▸ **TASK PROMPT**:
A complete answer retypes each of the records below precisely and includes none of the pictures.

▸ **GIVEN INFORMATION**:

☆ ☆ ☆ ☆

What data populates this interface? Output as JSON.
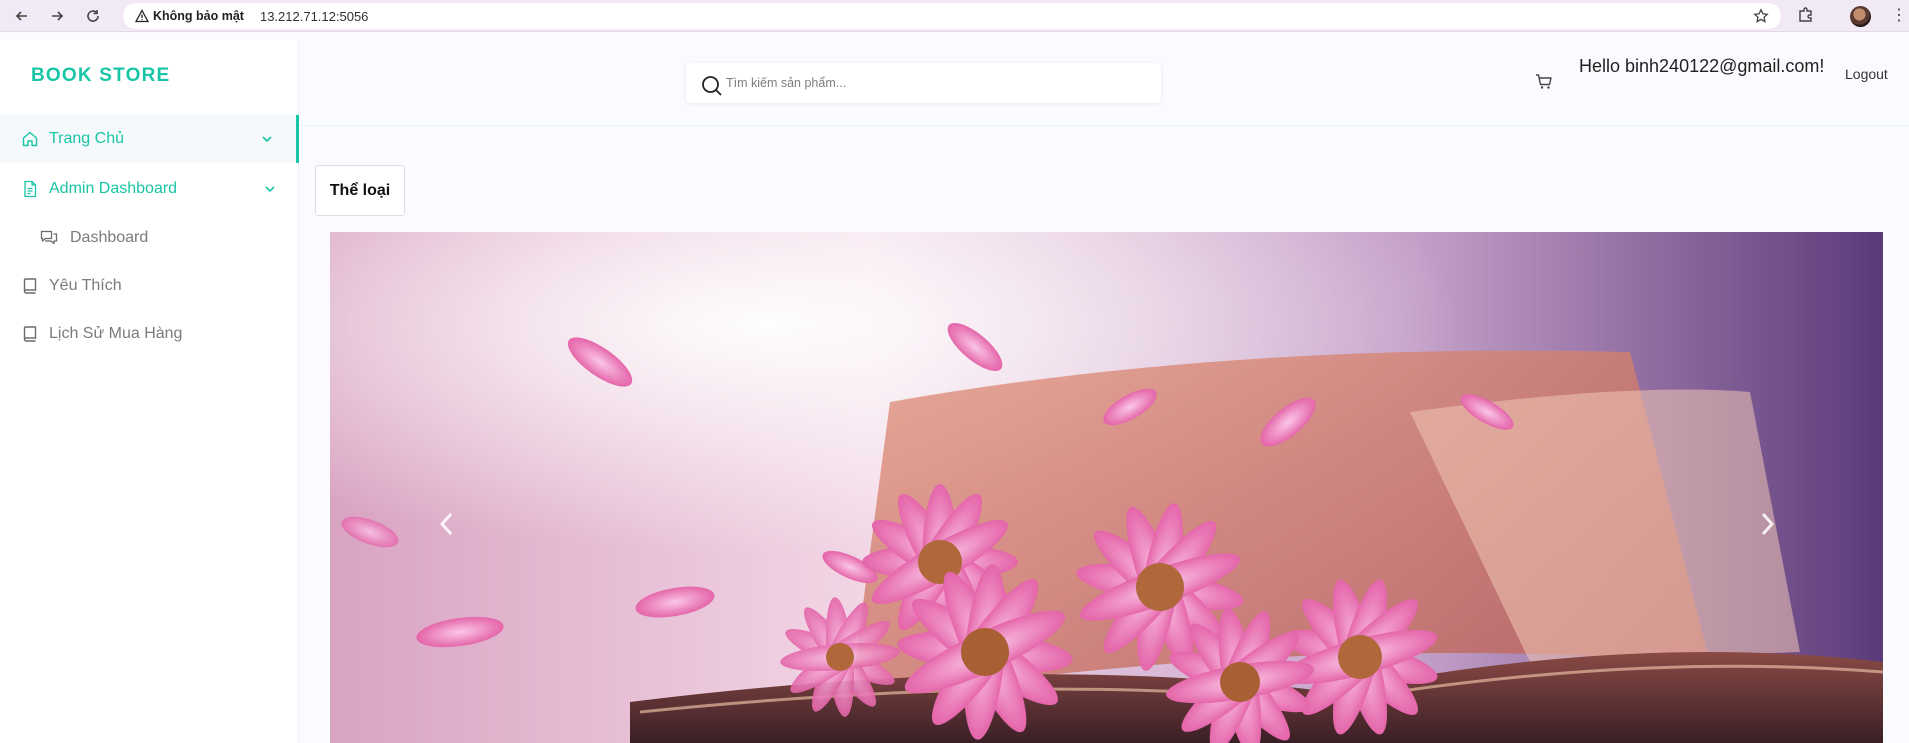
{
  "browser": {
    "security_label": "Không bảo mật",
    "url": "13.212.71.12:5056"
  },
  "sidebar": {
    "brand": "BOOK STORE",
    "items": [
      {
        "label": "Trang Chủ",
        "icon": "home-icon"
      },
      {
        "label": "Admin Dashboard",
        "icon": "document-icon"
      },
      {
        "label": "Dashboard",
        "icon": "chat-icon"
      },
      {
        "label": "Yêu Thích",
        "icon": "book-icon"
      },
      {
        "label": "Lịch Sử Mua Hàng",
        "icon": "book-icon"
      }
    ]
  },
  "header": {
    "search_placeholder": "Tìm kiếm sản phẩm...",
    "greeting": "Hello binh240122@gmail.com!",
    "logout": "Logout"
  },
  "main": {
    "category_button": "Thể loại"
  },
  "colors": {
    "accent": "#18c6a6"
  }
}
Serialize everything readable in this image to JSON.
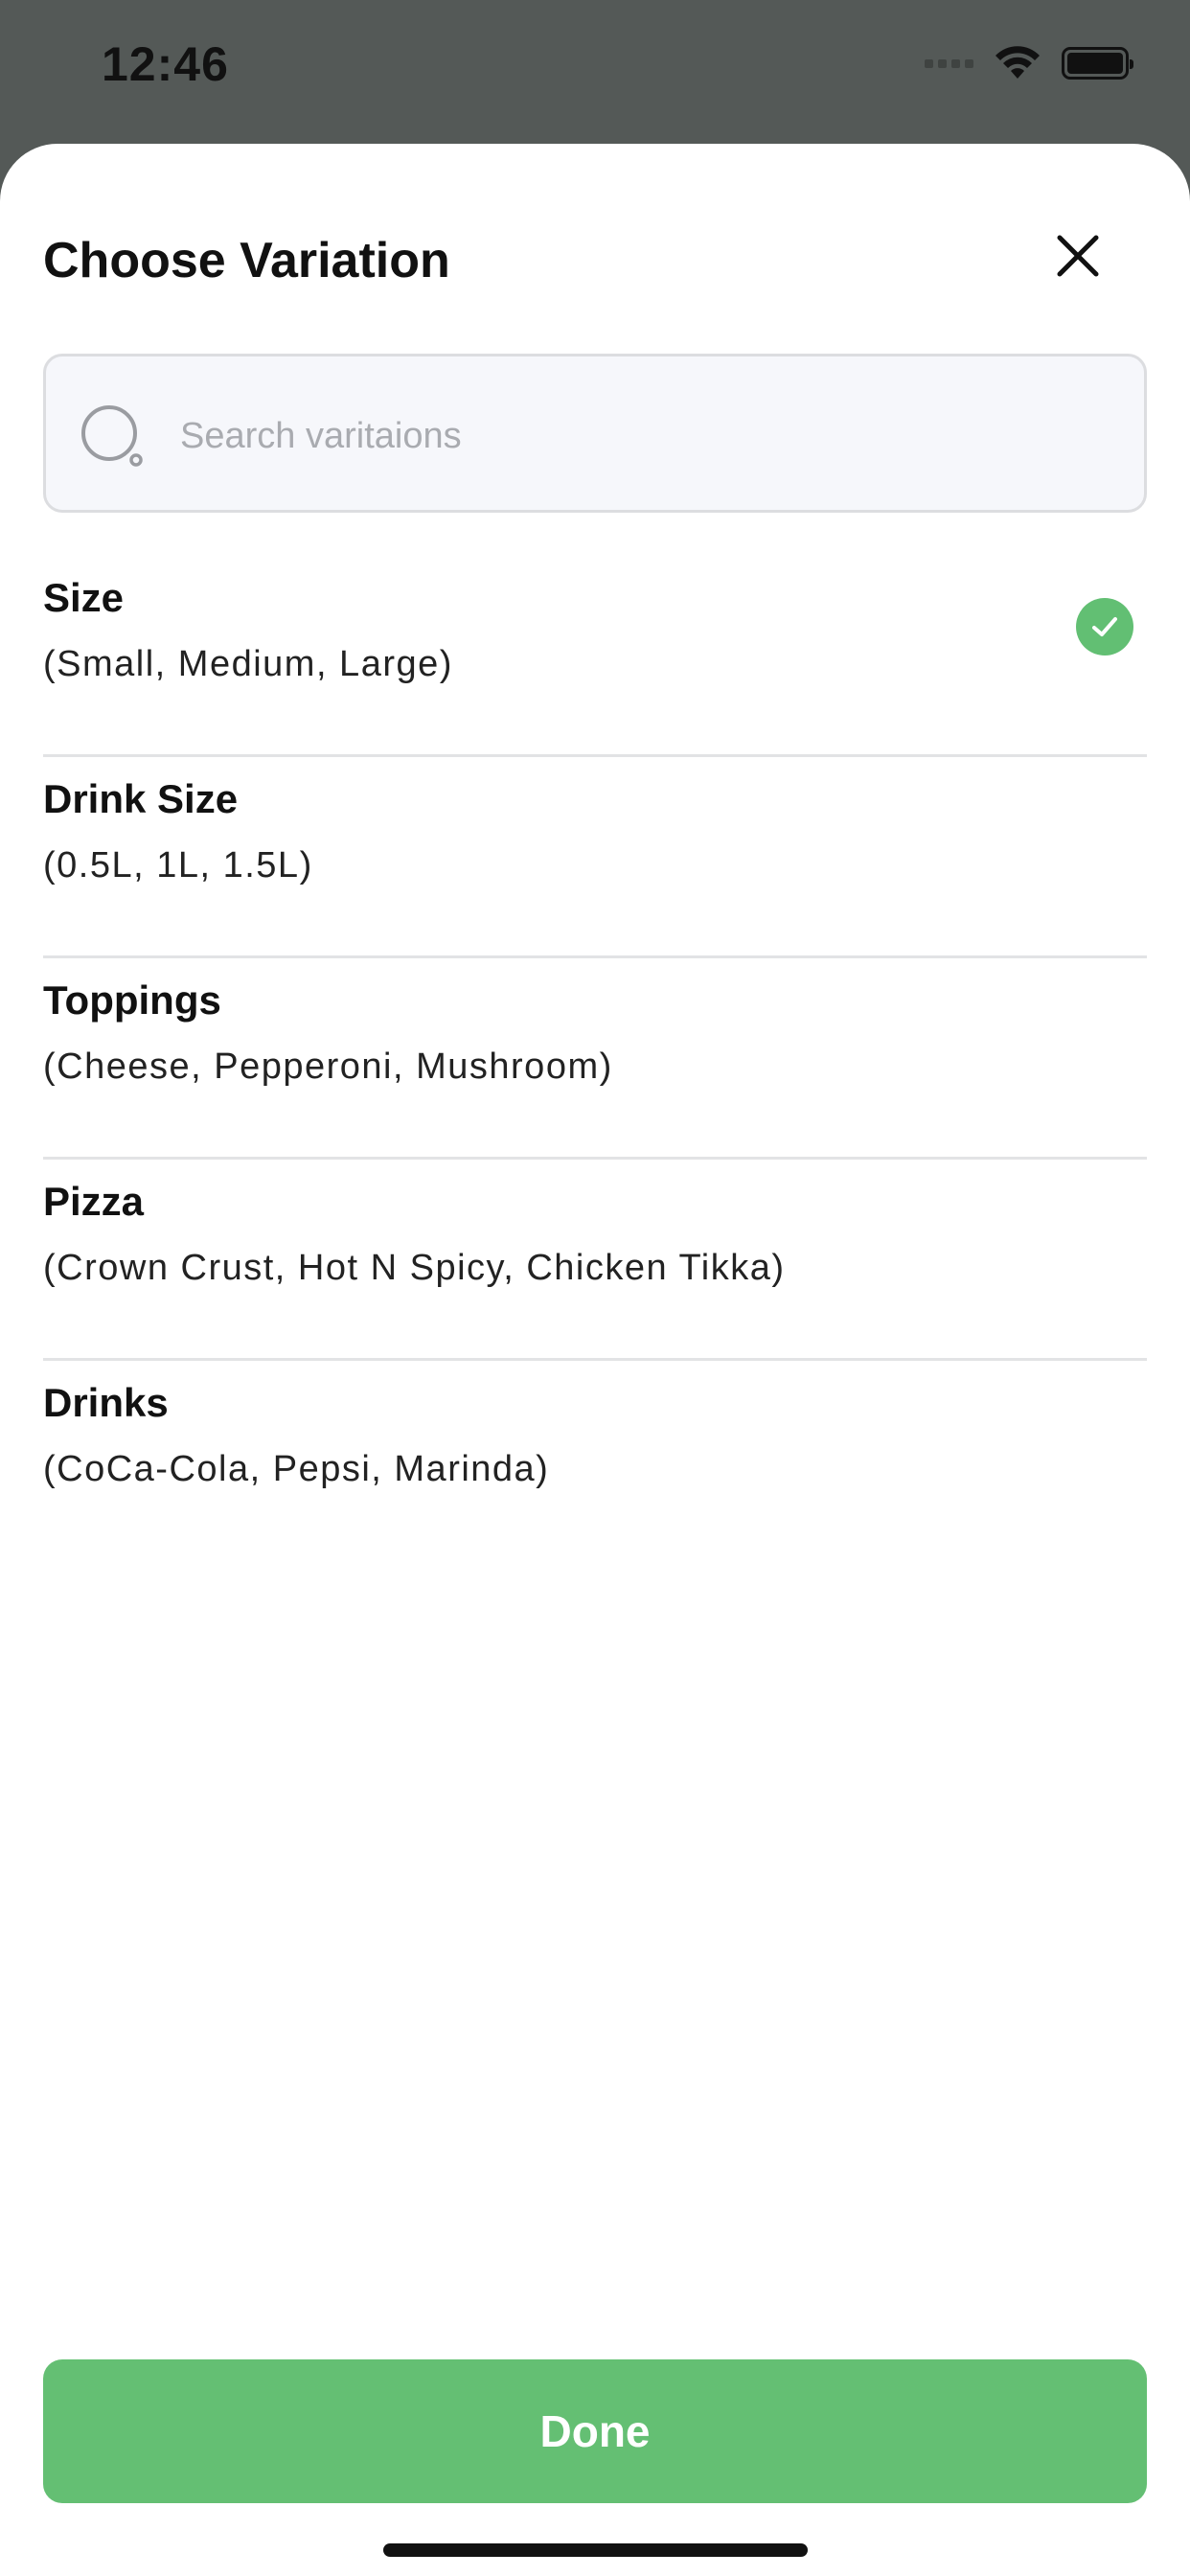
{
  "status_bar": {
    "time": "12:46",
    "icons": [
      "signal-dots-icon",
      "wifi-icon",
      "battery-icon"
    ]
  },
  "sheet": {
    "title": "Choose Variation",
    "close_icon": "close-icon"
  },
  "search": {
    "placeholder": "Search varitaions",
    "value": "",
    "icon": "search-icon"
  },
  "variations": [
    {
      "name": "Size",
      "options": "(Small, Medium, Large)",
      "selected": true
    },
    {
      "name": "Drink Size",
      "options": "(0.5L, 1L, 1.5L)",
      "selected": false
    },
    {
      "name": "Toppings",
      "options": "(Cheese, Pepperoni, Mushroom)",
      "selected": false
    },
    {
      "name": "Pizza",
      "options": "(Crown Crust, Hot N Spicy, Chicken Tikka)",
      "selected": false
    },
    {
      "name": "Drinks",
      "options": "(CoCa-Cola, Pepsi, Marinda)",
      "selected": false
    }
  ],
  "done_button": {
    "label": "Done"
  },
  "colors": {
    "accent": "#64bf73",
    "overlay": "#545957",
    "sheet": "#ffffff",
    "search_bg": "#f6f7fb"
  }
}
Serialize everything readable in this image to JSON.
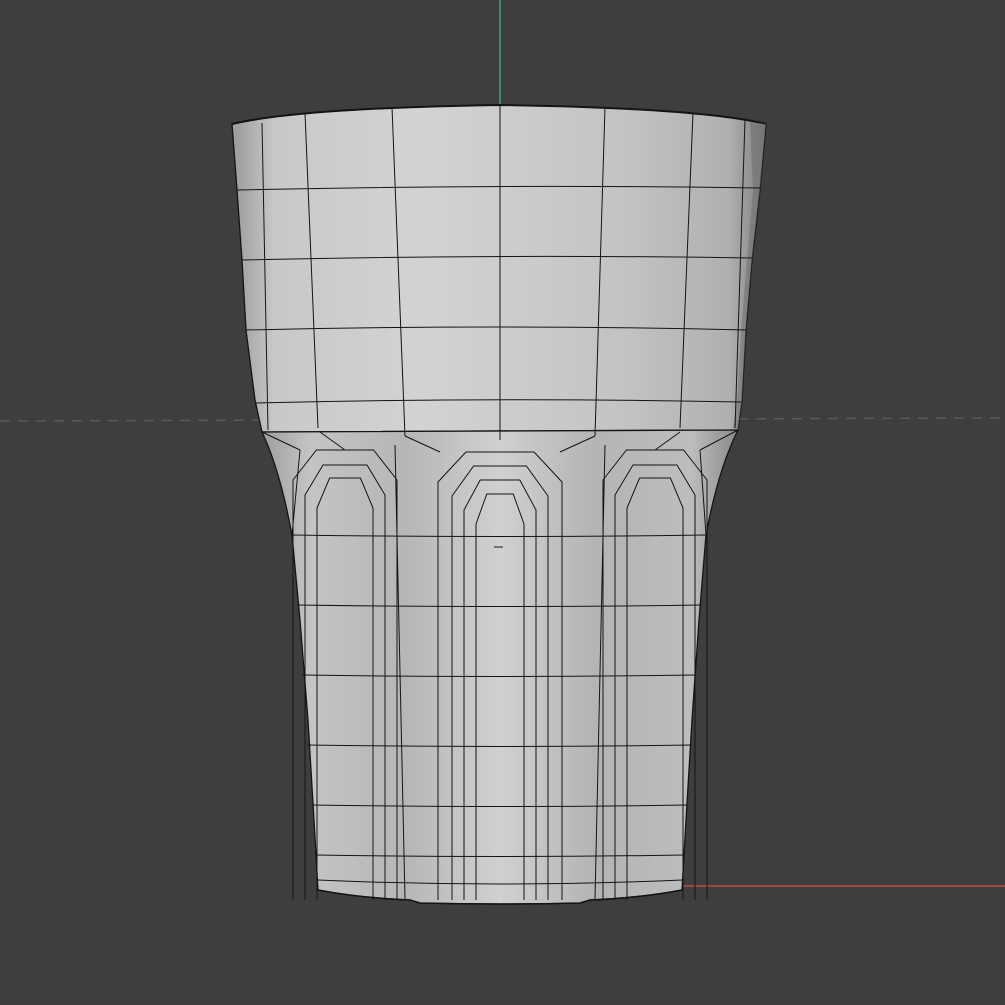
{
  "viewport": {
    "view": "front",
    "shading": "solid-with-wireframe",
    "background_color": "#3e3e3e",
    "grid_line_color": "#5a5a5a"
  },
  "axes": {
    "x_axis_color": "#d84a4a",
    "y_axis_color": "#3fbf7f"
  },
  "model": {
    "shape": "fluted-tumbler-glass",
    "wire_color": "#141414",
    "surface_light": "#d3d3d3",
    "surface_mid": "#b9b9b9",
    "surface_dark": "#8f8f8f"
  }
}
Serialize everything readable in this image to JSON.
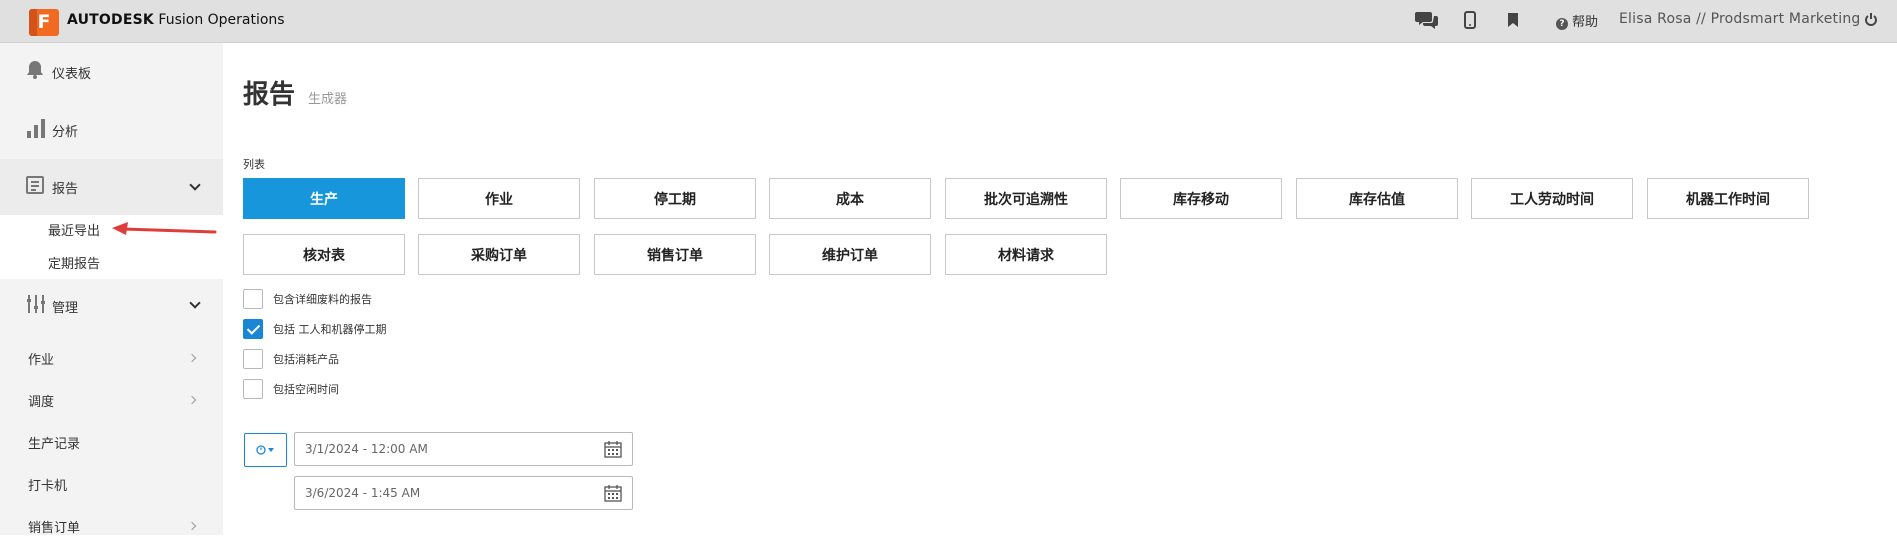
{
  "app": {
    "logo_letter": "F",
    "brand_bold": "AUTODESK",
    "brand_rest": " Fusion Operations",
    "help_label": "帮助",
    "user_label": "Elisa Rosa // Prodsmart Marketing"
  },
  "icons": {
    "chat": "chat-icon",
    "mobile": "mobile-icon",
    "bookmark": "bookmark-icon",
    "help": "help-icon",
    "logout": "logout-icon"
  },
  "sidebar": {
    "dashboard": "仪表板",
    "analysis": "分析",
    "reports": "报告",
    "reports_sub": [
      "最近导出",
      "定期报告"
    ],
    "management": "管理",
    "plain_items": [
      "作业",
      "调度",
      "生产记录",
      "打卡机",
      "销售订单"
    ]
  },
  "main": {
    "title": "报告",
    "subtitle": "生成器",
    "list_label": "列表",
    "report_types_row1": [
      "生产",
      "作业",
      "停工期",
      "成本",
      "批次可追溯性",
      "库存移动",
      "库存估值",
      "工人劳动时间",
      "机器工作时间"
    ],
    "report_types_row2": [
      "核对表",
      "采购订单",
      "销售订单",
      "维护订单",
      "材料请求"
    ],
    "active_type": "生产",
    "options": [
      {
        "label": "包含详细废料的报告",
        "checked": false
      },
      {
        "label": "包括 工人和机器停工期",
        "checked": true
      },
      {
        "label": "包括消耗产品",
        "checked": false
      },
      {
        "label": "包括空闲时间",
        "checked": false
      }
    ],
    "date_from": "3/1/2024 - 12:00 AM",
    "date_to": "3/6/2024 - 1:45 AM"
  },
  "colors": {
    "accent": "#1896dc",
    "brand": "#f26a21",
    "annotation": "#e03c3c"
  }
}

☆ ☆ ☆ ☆

▸ **EXERCISE RESULT**:
What data populates this interface? Output as JSON.
{
  "browser": {
    "security_label": "Không bảo mật",
    "url": "13.212.71.12:5056"
  },
  "sidebar": {
    "brand": "BOOK STORE",
    "items": [
      {
        "label": "Trang Chủ",
        "icon": "home-icon"
      },
      {
        "label": "Admin Dashboard",
        "icon": "document-icon"
      },
      {
        "label": "Dashboard",
        "icon": "chat-icon"
      },
      {
        "label": "Yêu Thích",
        "icon": "book-icon"
      },
      {
        "label": "Lịch Sử Mua Hàng",
        "icon": "book-icon"
      }
    ]
  },
  "header": {
    "search_placeholder": "Tìm kiếm sản phẩm...",
    "greeting": "Hello binh240122@gmail.com!",
    "logout": "Logout"
  },
  "main": {
    "category_button": "Thể loại"
  },
  "colors": {
    "accent": "#18c6a6"
  }
}
Serialize everything readable in this image to JSON.
{
  "status_bar": {
    "time": "12:46",
    "icons": [
      "signal-dots-icon",
      "wifi-icon",
      "battery-icon"
    ]
  },
  "sheet": {
    "title": "Choose Variation",
    "close_icon": "close-icon"
  },
  "search": {
    "placeholder": "Search varitaions",
    "value": "",
    "icon": "search-icon"
  },
  "variations": [
    {
      "name": "Size",
      "options": "(Small, Medium, Large)",
      "selected": true
    },
    {
      "name": "Drink Size",
      "options": "(0.5L, 1L, 1.5L)",
      "selected": false
    },
    {
      "name": "Toppings",
      "options": "(Cheese, Pepperoni, Mushroom)",
      "selected": false
    },
    {
      "name": "Pizza",
      "options": "(Crown Crust, Hot N Spicy, Chicken Tikka)",
      "selected": false
    },
    {
      "name": "Drinks",
      "options": "(CoCa-Cola, Pepsi, Marinda)",
      "selected": false
    }
  ],
  "done_button": {
    "label": "Done"
  },
  "colors": {
    "accent": "#64bf73",
    "overlay": "#545957",
    "sheet": "#ffffff",
    "search_bg": "#f6f7fb"
  }
}
Serialize everything readable in this image to JSON.
{
  "viewport": {
    "view": "front",
    "shading": "solid-with-wireframe",
    "background_color": "#3e3e3e",
    "grid_line_color": "#5a5a5a"
  },
  "axes": {
    "x_axis_color": "#d84a4a",
    "y_axis_color": "#3fbf7f"
  },
  "model": {
    "shape": "fluted-tumbler-glass",
    "wire_color": "#141414",
    "surface_light": "#d3d3d3",
    "surface_mid": "#b9b9b9",
    "surface_dark": "#8f8f8f"
  }
}
Serialize everything readable in this image to JSON.
{
  "app": {
    "logo_letter": "F",
    "brand_bold": "AUTODESK",
    "brand_rest": " Fusion Operations",
    "help_label": "帮助",
    "user_label": "Elisa Rosa // Prodsmart Marketing"
  },
  "icons": {
    "chat": "chat-icon",
    "mobile": "mobile-icon",
    "bookmark": "bookmark-icon",
    "help": "help-icon",
    "logout": "logout-icon"
  },
  "sidebar": {
    "dashboard": "仪表板",
    "analysis": "分析",
    "reports": "报告",
    "reports_sub": [
      "最近导出",
      "定期报告"
    ],
    "management": "管理",
    "plain_items": [
      "作业",
      "调度",
      "生产记录",
      "打卡机",
      "销售订单"
    ]
  },
  "main": {
    "title": "报告",
    "subtitle": "生成器",
    "list_label": "列表",
    "report_types_row1": [
      "生产",
      "作业",
      "停工期",
      "成本",
      "批次可追溯性",
      "库存移动",
      "库存估值",
      "工人劳动时间",
      "机器工作时间"
    ],
    "report_types_row2": [
      "核对表",
      "采购订单",
      "销售订单",
      "维护订单",
      "材料请求"
    ],
    "active_type": "生产",
    "options": [
      {
        "label": "包含详细废料的报告",
        "checked": false
      },
      {
        "label": "包括 工人和机器停工期",
        "checked": true
      },
      {
        "label": "包括消耗产品",
        "checked": false
      },
      {
        "label": "包括空闲时间",
        "checked": false
      }
    ],
    "date_from": "3/1/2024 - 12:00 AM",
    "date_to": "3/6/2024 - 1:45 AM"
  },
  "colors": {
    "accent": "#1896dc",
    "brand": "#f26a21",
    "annotation": "#e03c3c"
  }
}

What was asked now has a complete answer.